## TASK
Find every line in the data that contains the word "date". Return each of those lines.

EXTRACTED ENTRIES START

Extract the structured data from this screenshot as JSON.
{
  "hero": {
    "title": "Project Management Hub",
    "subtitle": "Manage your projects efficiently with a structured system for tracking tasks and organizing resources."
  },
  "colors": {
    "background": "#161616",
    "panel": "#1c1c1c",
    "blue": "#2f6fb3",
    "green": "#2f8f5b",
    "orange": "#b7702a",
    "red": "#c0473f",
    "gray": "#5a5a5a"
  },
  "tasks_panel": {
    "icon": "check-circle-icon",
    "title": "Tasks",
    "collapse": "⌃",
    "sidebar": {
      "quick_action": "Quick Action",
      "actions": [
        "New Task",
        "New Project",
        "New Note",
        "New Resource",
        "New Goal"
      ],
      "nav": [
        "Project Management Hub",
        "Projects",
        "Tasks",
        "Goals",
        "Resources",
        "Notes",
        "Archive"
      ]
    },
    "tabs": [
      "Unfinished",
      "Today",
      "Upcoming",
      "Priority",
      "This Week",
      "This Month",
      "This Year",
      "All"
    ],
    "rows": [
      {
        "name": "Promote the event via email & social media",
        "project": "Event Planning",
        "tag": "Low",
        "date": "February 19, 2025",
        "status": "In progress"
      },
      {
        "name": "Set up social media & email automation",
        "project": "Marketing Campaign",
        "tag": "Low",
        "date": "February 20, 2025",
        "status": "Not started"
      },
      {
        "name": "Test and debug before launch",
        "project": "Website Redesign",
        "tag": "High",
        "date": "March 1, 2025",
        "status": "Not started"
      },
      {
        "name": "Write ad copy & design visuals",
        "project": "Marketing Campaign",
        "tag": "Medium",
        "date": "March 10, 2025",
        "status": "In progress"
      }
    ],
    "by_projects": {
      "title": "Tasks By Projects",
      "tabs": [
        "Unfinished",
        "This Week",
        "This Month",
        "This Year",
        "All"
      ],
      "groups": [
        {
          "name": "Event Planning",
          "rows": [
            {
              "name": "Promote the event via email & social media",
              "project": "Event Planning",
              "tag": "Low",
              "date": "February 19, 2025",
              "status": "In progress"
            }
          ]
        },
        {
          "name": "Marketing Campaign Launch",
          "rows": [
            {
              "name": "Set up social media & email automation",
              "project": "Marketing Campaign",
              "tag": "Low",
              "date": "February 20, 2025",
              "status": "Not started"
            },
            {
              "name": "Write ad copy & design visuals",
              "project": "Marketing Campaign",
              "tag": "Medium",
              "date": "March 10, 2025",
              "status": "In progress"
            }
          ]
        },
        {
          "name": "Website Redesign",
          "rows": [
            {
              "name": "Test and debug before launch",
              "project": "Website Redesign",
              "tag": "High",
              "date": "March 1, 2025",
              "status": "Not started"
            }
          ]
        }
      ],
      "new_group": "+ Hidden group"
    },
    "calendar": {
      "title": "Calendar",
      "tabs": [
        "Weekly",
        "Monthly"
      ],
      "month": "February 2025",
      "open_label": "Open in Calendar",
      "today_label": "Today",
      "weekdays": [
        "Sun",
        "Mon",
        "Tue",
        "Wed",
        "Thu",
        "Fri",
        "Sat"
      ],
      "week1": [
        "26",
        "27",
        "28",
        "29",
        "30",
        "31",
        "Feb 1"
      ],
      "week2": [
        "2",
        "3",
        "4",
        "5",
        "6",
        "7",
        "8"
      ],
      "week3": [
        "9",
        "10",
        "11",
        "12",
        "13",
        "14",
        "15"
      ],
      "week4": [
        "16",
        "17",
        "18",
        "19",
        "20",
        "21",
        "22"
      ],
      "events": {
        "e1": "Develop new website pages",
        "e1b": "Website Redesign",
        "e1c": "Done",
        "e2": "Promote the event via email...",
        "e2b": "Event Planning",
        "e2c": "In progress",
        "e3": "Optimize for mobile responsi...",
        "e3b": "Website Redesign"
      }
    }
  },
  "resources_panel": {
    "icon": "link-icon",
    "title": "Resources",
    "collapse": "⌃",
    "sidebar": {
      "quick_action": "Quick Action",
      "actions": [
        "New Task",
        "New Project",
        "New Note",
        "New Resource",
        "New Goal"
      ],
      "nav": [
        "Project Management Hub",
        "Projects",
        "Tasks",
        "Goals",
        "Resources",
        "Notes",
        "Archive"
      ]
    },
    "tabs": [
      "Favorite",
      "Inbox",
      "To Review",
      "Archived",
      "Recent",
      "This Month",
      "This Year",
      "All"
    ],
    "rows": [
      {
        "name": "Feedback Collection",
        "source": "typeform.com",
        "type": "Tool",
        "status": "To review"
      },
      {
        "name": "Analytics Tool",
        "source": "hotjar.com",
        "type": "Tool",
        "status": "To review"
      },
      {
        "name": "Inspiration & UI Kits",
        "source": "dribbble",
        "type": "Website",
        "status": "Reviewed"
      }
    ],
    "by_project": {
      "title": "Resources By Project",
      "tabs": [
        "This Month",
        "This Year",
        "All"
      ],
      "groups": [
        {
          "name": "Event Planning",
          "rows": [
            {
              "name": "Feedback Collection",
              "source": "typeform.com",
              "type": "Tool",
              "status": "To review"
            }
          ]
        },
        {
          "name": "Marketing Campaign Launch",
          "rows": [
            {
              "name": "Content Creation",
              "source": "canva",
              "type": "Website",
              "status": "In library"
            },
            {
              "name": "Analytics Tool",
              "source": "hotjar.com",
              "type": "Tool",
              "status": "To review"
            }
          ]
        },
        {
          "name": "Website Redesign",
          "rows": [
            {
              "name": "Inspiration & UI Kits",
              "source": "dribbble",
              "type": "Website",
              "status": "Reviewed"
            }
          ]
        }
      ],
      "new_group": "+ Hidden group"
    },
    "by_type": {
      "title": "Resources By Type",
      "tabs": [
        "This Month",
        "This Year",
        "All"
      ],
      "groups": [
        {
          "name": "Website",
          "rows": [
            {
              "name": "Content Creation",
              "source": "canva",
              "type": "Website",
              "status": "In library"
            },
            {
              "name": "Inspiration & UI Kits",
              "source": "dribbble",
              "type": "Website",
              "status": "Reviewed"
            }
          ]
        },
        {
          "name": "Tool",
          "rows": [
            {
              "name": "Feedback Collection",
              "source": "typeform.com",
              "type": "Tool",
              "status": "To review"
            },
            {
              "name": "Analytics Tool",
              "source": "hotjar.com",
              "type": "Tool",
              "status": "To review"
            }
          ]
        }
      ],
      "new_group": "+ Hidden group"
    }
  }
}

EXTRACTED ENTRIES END

## RESPONSE TO THE TASK
        "date": "February 19, 2025",
        "date": "February 20, 2025",
        "date": "March 1, 2025",
        "date": "March 10, 2025",
              "date": "February 19, 2025",
              "date": "February 20, 2025",
              "date": "March 10, 2025",
              "date": "March 1, 2025",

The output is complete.